Overall, profits of S&P 500 companies are estimated to have risen 11.2 percent in the quarter, the best since 2011.
"The earning season has been tremendous so far and while we're still relatively early in the season, we're off to a great start," said Randy Frederick, vice president of trading and derivatives for Charles Schwab in Austin, Texas.
At 11:15 a.m. ET (1515 GMT) the Dow Jones Industrial Average was down 23.31 points, or 0.11 percent, at 20,555.4, the S&P 500 was down 6.41 points, or 0.27 percent, at 2,349.43 and the Nasdaq Composite was down 11.89 points, or 0.2 percent, at 5,904.88.
Seven of the 11 major S&P sectors were lower, with the telecommunications index's 0.89 percent fall leading the decliners.
Shares of General Electric fell 1.1 percent to US$29.94 after the company reported negative cash flow from its industrial operations in the first quarter.
Schlumberger was down 3.1 percent at US$74.17 after the oilfield services provider warned that margins would remain under pressure as it spends more to bring back idled equipment. The stock was the biggest drag on the S&P.
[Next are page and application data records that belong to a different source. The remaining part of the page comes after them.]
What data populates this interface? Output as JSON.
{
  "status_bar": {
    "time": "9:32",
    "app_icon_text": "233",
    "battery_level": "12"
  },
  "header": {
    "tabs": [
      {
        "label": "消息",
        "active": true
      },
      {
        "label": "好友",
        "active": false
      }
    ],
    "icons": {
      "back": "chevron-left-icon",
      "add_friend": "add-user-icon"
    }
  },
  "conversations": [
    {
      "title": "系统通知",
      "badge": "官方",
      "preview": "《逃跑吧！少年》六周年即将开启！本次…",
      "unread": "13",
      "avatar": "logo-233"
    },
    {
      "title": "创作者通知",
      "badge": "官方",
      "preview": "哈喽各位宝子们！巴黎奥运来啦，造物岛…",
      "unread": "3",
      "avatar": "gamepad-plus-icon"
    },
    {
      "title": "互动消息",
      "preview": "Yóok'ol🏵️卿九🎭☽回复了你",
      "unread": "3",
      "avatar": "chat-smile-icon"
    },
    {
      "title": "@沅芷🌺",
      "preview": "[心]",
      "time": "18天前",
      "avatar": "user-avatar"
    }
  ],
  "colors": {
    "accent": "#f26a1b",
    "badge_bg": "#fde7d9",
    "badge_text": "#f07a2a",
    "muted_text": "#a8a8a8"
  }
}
Mattel fell as much as 11.3 percent to an 18-month low of US$22.35 after the toymaker reported a bigger-than-expected quarterly loss.
Oil prices edged lower, on course for the biggest weekly drop in a month, over doubts that an OPEC-led production cut will restore balance to an oversupplied market.
Declining issues outnumbered advancers on the NYSE by 1,535 to 1,175. On the Nasdaq, 1,584 issues fell and 974 advanced.
The S&P 500 index showed 23 new 52-week highs and one new low, while the Nasdaq recorded 53 new highs and 16 new lows.
(Reporting by Tanya Agrawal; Editing by Anil D'Silva)